To use all functions of this page, please activate cookies in your browser.

my.chemeurope.com

With an accout for my.chemeurope.com you can always see everything at a glance – and you can configure your own website and individual newsletter.

- My watch list
- My saved searches
- My saved topics
- My newsletter

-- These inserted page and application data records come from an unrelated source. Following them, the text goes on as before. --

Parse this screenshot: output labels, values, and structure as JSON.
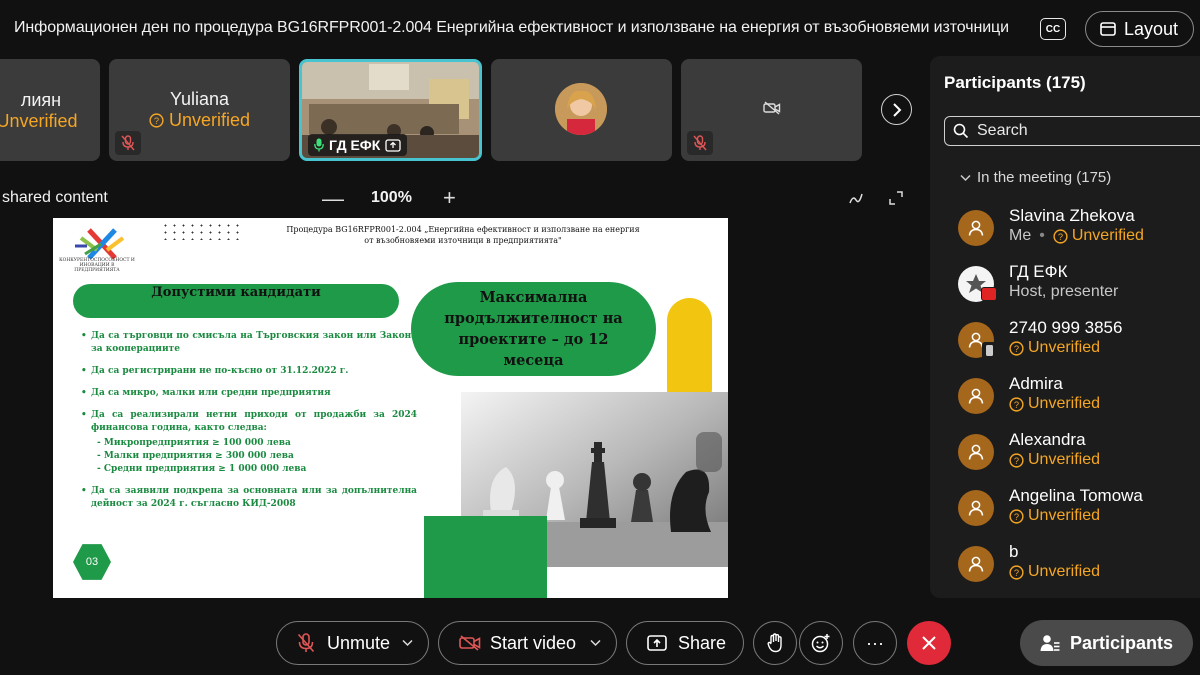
{
  "topbar": {
    "meeting_title": "Информационен ден по процедура BG16RFPR001-2.004 Енергийна ефективност и използване на енергия от възобновяеми източници",
    "cc_label": "CC",
    "layout_label": "Layout"
  },
  "video_strip": {
    "tiles": [
      {
        "name": "лиян",
        "status": "Unverified"
      },
      {
        "name": "Yuliana",
        "status": "Unverified"
      },
      {
        "name": "ГД ЕФК"
      },
      {},
      {}
    ]
  },
  "shared": {
    "label": "shared content",
    "zoom_minus": "—",
    "zoom_value": "100%",
    "zoom_plus": "+"
  },
  "slide": {
    "header_line1": "Процедура BG16RFPR001-2.004 „Енергийна ефективност и използване на енергия",
    "header_line2": "от възобновяеми източници в предприятията\"",
    "logo_caption": "КОНКУРЕНТОСПОСОБНОСТ И ИНОВАЦИИ В ПРЕДПРИЯТИЯТА",
    "section_title": "Допустими кандидати",
    "criteria": [
      "Да са търговци по смисъла на Търговския закон или Закона за кооперациите",
      "Да са регистрирани не по-късно от 31.12.2022 г.",
      "Да са микро, малки или средни предприятия",
      "Да са реализирали нетни приходи от продажби за 2024 финансова година, както следва:",
      "Да са заявили подкрепа за основната или за допълнителна дейност за 2024 г. съгласно КИД-2008"
    ],
    "sub_criteria": [
      "-  Микропредприятия ≥ 100 000 лева",
      "- Малки предприятия ≥ 300 000 лева",
      "- Средни предприятия ≥ 1 000 000 лева"
    ],
    "duration_line1": "Максимална",
    "duration_line2": "продължителност на",
    "duration_line3": "проектите – до 12 месеца",
    "page_number": "03"
  },
  "participants_panel": {
    "title": "Participants (175)",
    "search_placeholder": "Search",
    "section_label": "In the meeting (175)",
    "people": [
      {
        "name": "Slavina Zhekova",
        "role": "Me",
        "status": "Unverified"
      },
      {
        "name": "ГД ЕФК",
        "role": "Host, presenter"
      },
      {
        "name": "2740 999 3856",
        "status": "Unverified"
      },
      {
        "name": "Admira",
        "status": "Unverified"
      },
      {
        "name": "Alexandra",
        "status": "Unverified"
      },
      {
        "name": "Angelina Tomowa",
        "status": "Unverified"
      },
      {
        "name": "b",
        "status": "Unverified"
      }
    ]
  },
  "toolbar": {
    "unmute_label": "Unmute",
    "start_video_label": "Start video",
    "share_label": "Share",
    "more_label": "···",
    "participants_label": "Participants"
  },
  "colors": {
    "unverified": "#f5a623",
    "slide_green": "#1f9a48",
    "slide_yellow": "#f2c511",
    "leave_red": "#e02a3a",
    "active_tile_border": "#47c4cf"
  }
}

## Particle statistics
- For classical systems: Maxwell-Boltzmann statistics (M-B statistics)
- For quantum mechanical systems involving fermions: Fermi-Dirac statistics (F-D statistics)
- For quantum mechanical systems involving bosons: Bose-Einstein statistics (B-E statistics)
## Additional recommended knowledgeThe difference between these three kinds of statistics is due to the following facts: - In classical physics, particles are treated as different entities, which can be distinguished from each other.
- In quantum mechanics, bosons can be distinguished from each other only due to their different physical state, and bosons in the same physical state cannot be distinguished from each other. Thus, the situation in which photon A is in physical state 1, and photon B is in physical state 2, is the same as the situation in which photon A is in physical state 2, and photon B is in physical state 1. While in classical mechanics these will be counted as two different situations, in quantum mechanics they will be counted as one. As a consequence of this, bosons act as if they prefer to be in the same physical state.
- In quantum mechanics, two fermions cannot be in the same physical state.
Mathematically, this is a result of describing bosons by commuting operators, and fermions by anticommuting operators. |
||||||||

This article is licensed under the GNU Free Documentation License. It uses material from the Wikipedia article "Particle_statistics". A list of authors is available in Wikipedia. |